Last night, my child taught me a life lesson from the outfield.
During these seasons of sports, as a doting parent it is so easy to get caught up in the "fair" game, whether it be a bad call by a ref or a lesser assigned position for my son. And the latter, has been the toughest for me.
Often I think, if the coaches would just give him more pitching time, they'd see how good he is....but instead, my son is center field, third base, and the dreaded...right field. Sure, he's been on the mound a couple of times this season, but not nearly as much as some players.
But I know the heart of the tween, and how his ambition is knocked off kilter by the fairness game too. I can just see it in his eyes "It's not fair" when he's standing in the dugout as DH while the rest of his team plays.
So, last night...my son was in right field. I was trying to not play the fairness game in my head. I was cheering on the other kids, the other pitcher, the in-fielders.
And what happened?
The last out was needed to clench the win, and the batter knocked the ball down the first base line straight into right field. If my son missed catching the ball, it would have nearly tied the game. But he stopped the ball, tossed it to first, and they won!
Later, he comes up to me and said, "Mom, before that play, I was thinking, wouldn't it be cool if I caught the ball and got someone out?"
And he did!
As I process all this, I realize something grander than the catch, the win, and the smiling boy on the ride home.
I realize, that although my son wasn't in the "best" position, he wasn't sitting their grumbling during the game.
He was hoping.
He wasn't counting the minutes to the end of the game because he was in a position he didn't care for. He was hoping that right then and there, in right field, he would contribute to the team with an awesome play.
He was making lemonade out of lemons, I guess.
How many times do I find myself in an undesirable situation, or a lesser place than I'd hope to be (ahem...unpublished?), and sit there grumbling and wanting to push time forward? How about when my kids are in a season of misbehavior? Do I grumble about it and strive to survive, or do I take the lemons, add a little sugary love, and make delicious lemonade by using the misbehavior to teach life lessons with patience and love?

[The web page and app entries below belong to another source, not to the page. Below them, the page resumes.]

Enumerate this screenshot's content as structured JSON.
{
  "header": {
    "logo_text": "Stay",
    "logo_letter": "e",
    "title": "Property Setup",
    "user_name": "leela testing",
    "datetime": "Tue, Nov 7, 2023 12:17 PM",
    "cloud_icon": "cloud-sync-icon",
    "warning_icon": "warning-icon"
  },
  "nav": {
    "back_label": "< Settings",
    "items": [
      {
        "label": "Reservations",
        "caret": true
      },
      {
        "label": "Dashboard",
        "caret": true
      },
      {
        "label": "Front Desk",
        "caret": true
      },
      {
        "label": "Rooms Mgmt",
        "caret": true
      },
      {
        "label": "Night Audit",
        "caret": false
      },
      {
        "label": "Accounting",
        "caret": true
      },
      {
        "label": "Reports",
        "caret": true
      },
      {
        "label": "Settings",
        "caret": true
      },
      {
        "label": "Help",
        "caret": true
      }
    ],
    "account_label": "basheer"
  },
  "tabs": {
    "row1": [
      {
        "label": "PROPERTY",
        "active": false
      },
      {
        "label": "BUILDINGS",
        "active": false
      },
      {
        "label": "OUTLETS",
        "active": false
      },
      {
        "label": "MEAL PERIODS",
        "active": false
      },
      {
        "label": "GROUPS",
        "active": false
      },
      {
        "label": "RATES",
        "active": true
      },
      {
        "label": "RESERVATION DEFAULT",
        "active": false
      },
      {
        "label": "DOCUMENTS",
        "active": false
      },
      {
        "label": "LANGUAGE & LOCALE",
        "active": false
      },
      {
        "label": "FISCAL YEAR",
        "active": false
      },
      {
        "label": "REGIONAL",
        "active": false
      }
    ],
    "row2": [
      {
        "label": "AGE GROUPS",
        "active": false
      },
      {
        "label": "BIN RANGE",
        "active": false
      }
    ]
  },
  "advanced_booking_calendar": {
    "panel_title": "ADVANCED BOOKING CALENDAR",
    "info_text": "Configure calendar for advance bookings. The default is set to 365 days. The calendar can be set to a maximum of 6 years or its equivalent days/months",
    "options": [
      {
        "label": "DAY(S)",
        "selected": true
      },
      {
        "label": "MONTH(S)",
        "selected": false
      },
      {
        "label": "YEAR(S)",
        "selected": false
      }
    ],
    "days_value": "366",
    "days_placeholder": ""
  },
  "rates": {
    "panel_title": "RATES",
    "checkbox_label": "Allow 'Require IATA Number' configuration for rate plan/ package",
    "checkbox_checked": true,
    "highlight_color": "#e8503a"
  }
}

Can't wait for my son to get home from school today, so I can share with him all he taught me!
How 'bout you? Have your kids taught you something lately?